**What is needed:**
Return all lines below containing the word "URLs".

**Data shown:**

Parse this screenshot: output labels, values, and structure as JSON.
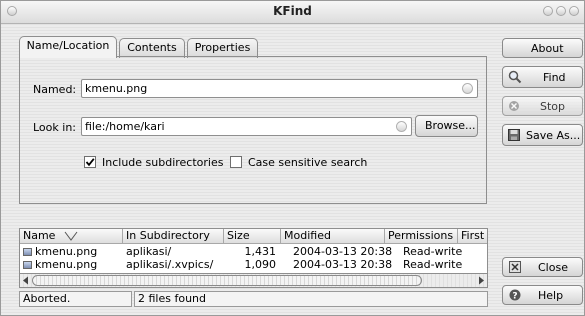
{
  "window": {
    "title": "KFind"
  },
  "tabs": [
    {
      "label": "Name/Location",
      "active": true
    },
    {
      "label": "Contents",
      "active": false
    },
    {
      "label": "Properties",
      "active": false
    }
  ],
  "form": {
    "named_label": "Named:",
    "named_value": "kmenu.png",
    "lookin_label": "Look in:",
    "lookin_value": "file:/home/kari",
    "browse_label": "Browse...",
    "include_subdirs_label": "Include subdirectories",
    "include_subdirs_checked": true,
    "case_sensitive_label": "Case sensitive search",
    "case_sensitive_checked": false
  },
  "side_buttons": {
    "about": "About",
    "find": "Find",
    "stop": "Stop",
    "save_as": "Save As...",
    "close": "Close",
    "help": "Help"
  },
  "results": {
    "columns": [
      "Name",
      "In Subdirectory",
      "Size",
      "Modified",
      "Permissions",
      "First"
    ],
    "rows": [
      {
        "name": "kmenu.png",
        "subdir": "aplikasi/",
        "size": "1,431",
        "modified": "2004-03-13 20:38",
        "permissions": "Read-write"
      },
      {
        "name": "kmenu.png",
        "subdir": "aplikasi/.xvpics/",
        "size": "1,090",
        "modified": "2004-03-13 20:38",
        "permissions": "Read-write"
      }
    ]
  },
  "statusbar": {
    "state": "Aborted.",
    "count": "2 files found"
  }
}
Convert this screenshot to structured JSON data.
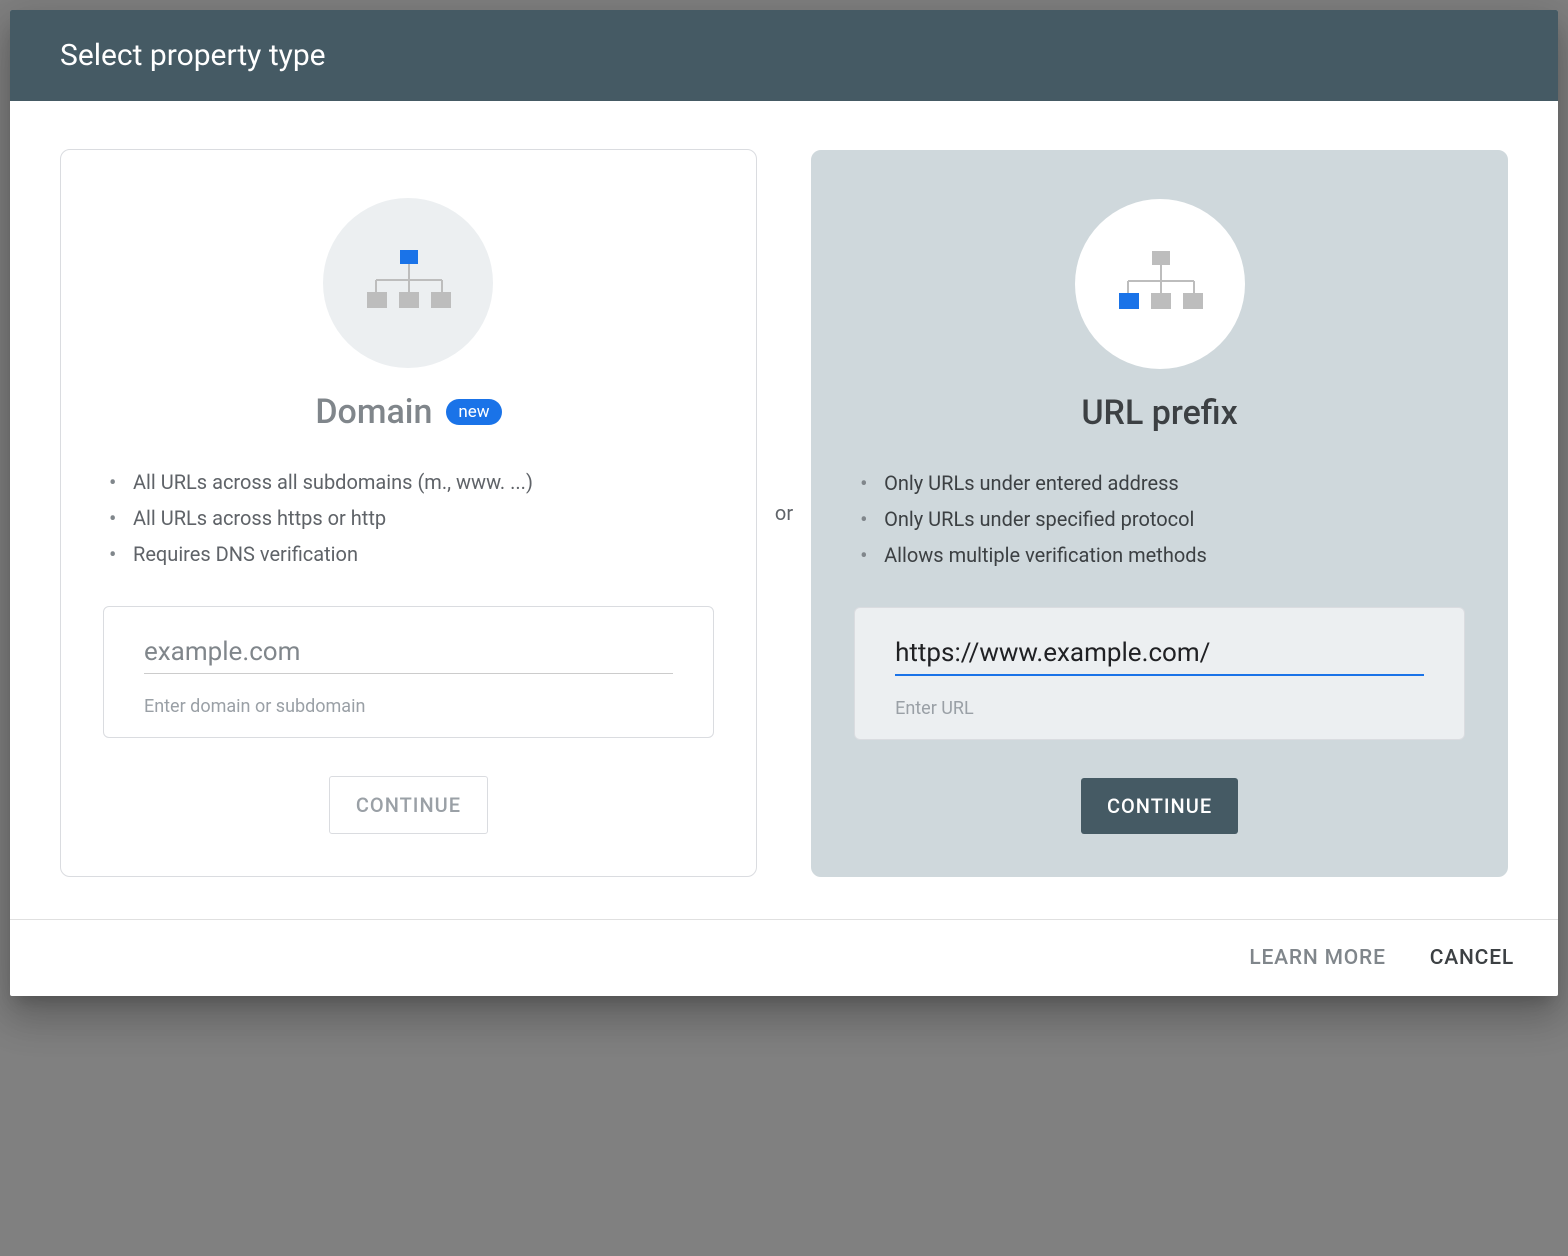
{
  "dialog": {
    "title": "Select property type",
    "separator": "or"
  },
  "domain_card": {
    "title": "Domain",
    "badge": "new",
    "bullets": [
      "All URLs across all subdomains (m., www. ...)",
      "All URLs across https or http",
      "Requires DNS verification"
    ],
    "input_placeholder": "example.com",
    "input_value": "",
    "input_hint": "Enter domain or subdomain",
    "continue_label": "CONTINUE"
  },
  "url_prefix_card": {
    "title": "URL prefix",
    "bullets": [
      "Only URLs under entered address",
      "Only URLs under specified protocol",
      "Allows multiple verification methods"
    ],
    "input_value": "https://www.example.com/",
    "input_hint": "Enter URL",
    "continue_label": "CONTINUE"
  },
  "footer": {
    "learn_more": "LEARN MORE",
    "cancel": "CANCEL"
  }
}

**Answer to this task:**
      "All URLs across all subdomains (m., www. ...)",
      "All URLs across https or http",
      "Only URLs under entered address",
      "Only URLs under specified protocol",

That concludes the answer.